Today my husband and I lost out on a bid for a rental apartment in upper Manhattan. Here, housing is expensive, competition is fierce, and the application process is circular, Byzantine, Kafkaesque. (No offense to Kafka or the Byzantines.)
I spent the day on the run: ordering checks, printing documents, making conference calls with brokers and landlords. By dusk we were close, but in the final heat, another shopper jumped in and snatched up our longed-for fourth-floor one-bedroom.
I used to believe that shelter was a basic human right. Not so in New York. For us, for now, it’s back to square one.
Homelessness comes in degrees.
I wasn’t near the news last Tuesday when the ruling came down. I learned about it later through my Facebook feed, where the words of my friends — many of them artists and writers — were sharp and simple. I sensed and shared their grief, anger and hopelessness.
The U.S. Fish and Wildlife Service announced that morning that the Greater Sage Grouse, Centrocercus urophasianus, would not receive protection under the federal Endangered Species Act. The decision was the result of a year-long study, itself the result of more than a decade of pleas by environmental organizations that the bird and its habitat be defended against anthropogenic threats, including livestock grazing, the spread of exotic (and wildfire-spreading) cheatgrass, and oil and gas development.
Throughout the West the grouse has been a ray of hope for those who would protect its sagebrush-grassland habitat.
The grouse, a regal and spiky-looking beast, is an “umbrella species,” explains Washington Post journalist Darryl Fears — an organism whose fate, health, and numbers indicate the overall health of the sagebrush ecosystem. Rabbits, pronghorn, badgers, mule deer, burrowing owls and golden eagles share the grouse’s territory; had federal ESA protection been granted to the grouse, advocates hoped that oil and gas development might be stalled, or at least more thoroughly challenged, throughout the entire “sagebrush ocean.”
The FWS decision states that an “unprecedented conservation partnership” between state, federal, and private entities has already succeeded in buffeting the grouse’s sixty-year decline, deeming further federal action unnecessary. Its language is self-celebratory, heralding the seemingly herculean conservation efforts of the BLM, FWS, state agencies, development companies, and range operators (despite environmentalists’ concerns that such measures are weak, ineffective, and difficult to enforce.) The decision also states that the study relied on “the best available scientific and commercial information.”
How much have we surrendered, I wonder, when “commercial information” is used to determine the fate of a living, breathing, dancing, squawking, bellowing masterpiece of avian evolution?
Check out this footage of a “lek,” a grouse courtship display.
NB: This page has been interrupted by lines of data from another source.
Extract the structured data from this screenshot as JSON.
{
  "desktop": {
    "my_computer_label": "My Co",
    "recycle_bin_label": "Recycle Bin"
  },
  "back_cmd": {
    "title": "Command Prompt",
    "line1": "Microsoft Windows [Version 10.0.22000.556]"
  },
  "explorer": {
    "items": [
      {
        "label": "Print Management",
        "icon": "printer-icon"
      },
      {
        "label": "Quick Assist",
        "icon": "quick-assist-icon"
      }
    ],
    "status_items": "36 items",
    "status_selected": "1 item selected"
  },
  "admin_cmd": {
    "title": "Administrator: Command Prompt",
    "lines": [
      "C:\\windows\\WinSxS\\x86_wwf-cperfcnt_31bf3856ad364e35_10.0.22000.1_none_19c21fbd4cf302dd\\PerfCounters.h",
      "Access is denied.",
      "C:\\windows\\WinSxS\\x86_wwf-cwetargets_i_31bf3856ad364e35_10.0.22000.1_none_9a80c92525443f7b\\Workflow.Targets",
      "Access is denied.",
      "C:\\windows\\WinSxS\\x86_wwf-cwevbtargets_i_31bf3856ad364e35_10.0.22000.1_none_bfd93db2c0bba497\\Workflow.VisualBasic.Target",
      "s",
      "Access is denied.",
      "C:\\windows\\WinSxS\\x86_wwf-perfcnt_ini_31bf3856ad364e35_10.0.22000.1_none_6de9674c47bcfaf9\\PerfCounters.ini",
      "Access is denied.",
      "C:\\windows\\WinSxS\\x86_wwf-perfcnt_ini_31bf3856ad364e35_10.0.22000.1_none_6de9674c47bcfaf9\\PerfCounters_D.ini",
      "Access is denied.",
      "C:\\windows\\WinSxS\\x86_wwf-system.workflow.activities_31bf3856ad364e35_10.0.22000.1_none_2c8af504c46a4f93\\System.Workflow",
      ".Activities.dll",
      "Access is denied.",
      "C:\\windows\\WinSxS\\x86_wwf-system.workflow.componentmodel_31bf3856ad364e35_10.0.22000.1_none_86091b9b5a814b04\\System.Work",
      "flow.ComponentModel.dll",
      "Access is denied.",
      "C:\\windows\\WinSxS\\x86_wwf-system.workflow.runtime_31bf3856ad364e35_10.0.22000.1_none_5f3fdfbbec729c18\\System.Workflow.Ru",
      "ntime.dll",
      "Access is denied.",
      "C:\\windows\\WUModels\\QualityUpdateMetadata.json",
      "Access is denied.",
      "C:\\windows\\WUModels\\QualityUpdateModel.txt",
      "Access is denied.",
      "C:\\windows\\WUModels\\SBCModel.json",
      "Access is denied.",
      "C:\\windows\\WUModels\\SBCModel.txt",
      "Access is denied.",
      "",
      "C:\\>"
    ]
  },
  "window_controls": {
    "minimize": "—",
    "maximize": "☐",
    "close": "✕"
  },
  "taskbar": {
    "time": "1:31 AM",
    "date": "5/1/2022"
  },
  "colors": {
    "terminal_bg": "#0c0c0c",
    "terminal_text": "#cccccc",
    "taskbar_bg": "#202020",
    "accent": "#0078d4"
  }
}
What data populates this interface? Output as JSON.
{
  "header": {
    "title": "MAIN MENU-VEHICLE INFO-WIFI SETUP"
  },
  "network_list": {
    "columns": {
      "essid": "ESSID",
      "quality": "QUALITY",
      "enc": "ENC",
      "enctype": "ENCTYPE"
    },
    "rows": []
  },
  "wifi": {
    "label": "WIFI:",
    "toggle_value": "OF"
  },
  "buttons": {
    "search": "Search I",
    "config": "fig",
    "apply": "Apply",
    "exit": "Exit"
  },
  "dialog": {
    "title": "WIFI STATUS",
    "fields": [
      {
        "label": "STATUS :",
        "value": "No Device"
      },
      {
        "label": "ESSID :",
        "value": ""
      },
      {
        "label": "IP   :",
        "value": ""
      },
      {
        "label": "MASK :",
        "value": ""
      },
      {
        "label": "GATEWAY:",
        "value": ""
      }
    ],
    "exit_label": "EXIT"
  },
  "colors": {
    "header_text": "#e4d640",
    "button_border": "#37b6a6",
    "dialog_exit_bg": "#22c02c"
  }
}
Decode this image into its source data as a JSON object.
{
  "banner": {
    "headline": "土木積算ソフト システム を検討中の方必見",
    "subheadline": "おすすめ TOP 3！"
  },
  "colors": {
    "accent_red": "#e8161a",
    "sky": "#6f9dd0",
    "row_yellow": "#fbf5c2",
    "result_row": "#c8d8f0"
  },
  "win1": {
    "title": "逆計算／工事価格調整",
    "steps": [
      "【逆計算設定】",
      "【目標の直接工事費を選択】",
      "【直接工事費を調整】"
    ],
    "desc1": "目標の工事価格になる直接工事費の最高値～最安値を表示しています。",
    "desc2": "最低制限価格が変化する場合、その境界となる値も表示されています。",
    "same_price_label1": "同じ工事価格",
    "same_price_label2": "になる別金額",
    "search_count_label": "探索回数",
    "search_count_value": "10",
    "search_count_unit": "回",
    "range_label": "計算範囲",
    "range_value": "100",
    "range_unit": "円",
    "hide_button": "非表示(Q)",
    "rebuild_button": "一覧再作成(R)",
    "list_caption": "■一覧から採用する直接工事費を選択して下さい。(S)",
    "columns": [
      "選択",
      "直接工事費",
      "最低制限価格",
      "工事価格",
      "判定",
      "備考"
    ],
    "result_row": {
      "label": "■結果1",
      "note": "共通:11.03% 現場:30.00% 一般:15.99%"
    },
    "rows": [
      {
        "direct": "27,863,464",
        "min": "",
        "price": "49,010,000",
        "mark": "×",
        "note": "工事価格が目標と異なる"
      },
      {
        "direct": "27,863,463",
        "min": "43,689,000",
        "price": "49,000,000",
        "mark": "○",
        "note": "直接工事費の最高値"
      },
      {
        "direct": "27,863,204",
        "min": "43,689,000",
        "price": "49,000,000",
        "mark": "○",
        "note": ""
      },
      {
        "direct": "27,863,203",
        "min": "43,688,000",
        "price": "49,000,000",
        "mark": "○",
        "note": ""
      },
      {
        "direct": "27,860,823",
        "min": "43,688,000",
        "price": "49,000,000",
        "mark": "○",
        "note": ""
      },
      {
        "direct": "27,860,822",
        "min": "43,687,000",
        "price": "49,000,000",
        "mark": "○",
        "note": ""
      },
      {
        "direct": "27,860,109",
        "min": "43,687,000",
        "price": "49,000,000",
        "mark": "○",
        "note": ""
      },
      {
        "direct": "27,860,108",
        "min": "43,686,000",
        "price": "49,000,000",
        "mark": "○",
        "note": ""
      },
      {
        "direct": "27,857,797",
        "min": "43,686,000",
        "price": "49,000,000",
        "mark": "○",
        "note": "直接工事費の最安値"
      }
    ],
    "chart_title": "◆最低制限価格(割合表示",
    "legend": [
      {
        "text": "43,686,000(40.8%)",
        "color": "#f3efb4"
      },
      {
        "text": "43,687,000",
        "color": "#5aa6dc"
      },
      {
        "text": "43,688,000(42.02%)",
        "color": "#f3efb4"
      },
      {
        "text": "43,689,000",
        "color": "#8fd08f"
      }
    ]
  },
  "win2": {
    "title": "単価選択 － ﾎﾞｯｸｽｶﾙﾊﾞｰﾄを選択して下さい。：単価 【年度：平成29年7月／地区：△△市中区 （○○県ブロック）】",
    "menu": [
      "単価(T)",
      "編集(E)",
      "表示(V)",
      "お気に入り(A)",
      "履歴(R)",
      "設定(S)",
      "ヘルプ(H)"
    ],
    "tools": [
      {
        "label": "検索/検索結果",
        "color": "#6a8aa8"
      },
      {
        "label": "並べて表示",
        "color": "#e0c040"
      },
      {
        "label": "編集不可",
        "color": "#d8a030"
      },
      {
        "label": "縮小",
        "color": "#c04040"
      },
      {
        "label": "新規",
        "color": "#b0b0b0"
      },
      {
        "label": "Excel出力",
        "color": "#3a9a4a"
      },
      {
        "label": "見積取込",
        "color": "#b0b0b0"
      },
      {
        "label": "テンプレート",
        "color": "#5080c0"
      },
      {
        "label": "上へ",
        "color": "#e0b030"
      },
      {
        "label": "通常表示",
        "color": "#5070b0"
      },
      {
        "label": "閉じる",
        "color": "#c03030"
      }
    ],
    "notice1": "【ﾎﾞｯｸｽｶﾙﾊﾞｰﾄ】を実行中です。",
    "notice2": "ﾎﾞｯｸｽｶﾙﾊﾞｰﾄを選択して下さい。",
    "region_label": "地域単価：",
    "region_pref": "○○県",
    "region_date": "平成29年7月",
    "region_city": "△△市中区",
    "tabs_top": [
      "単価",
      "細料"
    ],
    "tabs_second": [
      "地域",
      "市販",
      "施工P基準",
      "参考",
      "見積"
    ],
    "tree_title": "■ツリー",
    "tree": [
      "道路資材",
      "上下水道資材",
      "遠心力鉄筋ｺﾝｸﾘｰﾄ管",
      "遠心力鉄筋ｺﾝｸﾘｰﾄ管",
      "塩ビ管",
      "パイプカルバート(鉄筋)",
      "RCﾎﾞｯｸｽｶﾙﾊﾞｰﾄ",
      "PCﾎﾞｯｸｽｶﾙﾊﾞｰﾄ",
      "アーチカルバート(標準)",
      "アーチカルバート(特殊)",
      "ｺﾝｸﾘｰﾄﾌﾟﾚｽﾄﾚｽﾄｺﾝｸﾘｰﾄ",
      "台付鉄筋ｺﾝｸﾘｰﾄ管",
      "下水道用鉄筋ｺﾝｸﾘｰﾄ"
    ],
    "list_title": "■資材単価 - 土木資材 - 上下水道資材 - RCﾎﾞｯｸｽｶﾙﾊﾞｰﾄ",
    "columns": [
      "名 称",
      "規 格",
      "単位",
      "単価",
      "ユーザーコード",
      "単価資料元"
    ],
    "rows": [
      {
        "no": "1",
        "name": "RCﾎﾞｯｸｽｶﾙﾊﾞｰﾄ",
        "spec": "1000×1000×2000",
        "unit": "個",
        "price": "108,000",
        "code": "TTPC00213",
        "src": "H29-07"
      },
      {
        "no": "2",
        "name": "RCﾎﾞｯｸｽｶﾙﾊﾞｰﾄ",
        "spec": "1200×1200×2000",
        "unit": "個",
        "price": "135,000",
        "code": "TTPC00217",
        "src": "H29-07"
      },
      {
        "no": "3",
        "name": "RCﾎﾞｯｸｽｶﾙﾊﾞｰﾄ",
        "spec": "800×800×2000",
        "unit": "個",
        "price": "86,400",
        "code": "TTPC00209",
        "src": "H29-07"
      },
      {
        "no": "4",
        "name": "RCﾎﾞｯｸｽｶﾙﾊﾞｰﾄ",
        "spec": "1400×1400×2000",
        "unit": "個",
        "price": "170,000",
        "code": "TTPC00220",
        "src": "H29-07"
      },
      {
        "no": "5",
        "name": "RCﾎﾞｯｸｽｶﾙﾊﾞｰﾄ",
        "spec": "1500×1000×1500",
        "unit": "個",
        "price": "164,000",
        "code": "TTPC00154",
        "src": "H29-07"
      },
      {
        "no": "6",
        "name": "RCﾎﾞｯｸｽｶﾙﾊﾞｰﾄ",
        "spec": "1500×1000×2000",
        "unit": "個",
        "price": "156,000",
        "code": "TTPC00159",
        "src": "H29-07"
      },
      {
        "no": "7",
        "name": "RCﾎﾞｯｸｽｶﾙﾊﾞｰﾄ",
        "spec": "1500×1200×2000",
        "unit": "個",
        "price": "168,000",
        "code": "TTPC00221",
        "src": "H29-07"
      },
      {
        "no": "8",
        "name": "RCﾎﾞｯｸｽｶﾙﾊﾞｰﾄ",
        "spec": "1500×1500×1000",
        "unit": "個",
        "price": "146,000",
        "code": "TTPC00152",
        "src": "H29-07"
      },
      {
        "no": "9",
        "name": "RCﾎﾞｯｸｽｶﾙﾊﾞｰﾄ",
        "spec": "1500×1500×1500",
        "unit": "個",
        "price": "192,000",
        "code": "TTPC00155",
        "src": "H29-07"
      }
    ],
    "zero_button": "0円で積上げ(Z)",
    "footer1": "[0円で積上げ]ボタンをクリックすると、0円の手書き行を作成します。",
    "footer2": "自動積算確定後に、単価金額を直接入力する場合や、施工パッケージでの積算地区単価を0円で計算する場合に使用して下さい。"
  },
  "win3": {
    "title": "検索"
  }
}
Humans, it seems, can no longer be said to hold exclusive domain over the practice of “ritual.”
Why cannot science, let alone art, spirit, empathy, humanity, and shared experience dictate a species’ right to life, space, health, peace, and agency? Have we offered up every last human (and more-than-human) right at the altar of “commercial information?” Those of us for whom this matters — and you would do well to join us — weep because our words and actions haven’t (yet) succeeded in saving the grouse, the sagebrush-grassland, or the wildness that it represents.
I think about threats to the rights and goods we consider basic, fundamental, inalienable. A right to life, to peace, to fresh air, to mating space. I both fear and live in a world, a city, where ambition trumps ritual, and where sacred rites have been replaced by laws, contracts, abstractions. Wildness is complex. Organic complexity is mysterious, yet inclusive. Human abstraction is complicated, frustrating, inorganic, exclusive.
We look to the law to confine our behaviors, to buffer the dark consequences of human engineering, to provide limitations within which we can create and thrive. But what happens when the law weakens the law, when legal limits abandon the limitations they were charged with defining?
I sing praise to the resilience of wild things. I’ll try, in loving vain, to write this bird back to life and strength, with words of hope and healing. To counter weakened laws with strengthened hymns, and to write poetry that echoes the courtship call of the male grouse at “lek.”
But this week I pour most of my hope into sorrow, into the gift of suffering. Because when we are hurt, broken open, we do a better job of reaching outside ourselves, of finding common breath in our pain, loss, uncertainty and displacedness.
I wish, without malice, that those who hold the policy pens might experience, for one day, an absence of home, of land, of safety and security, of belonging.
How much more closely would our policies conform to that Gaian ideal of “living rightly on the earth,” if we were all more in touch with our suffering?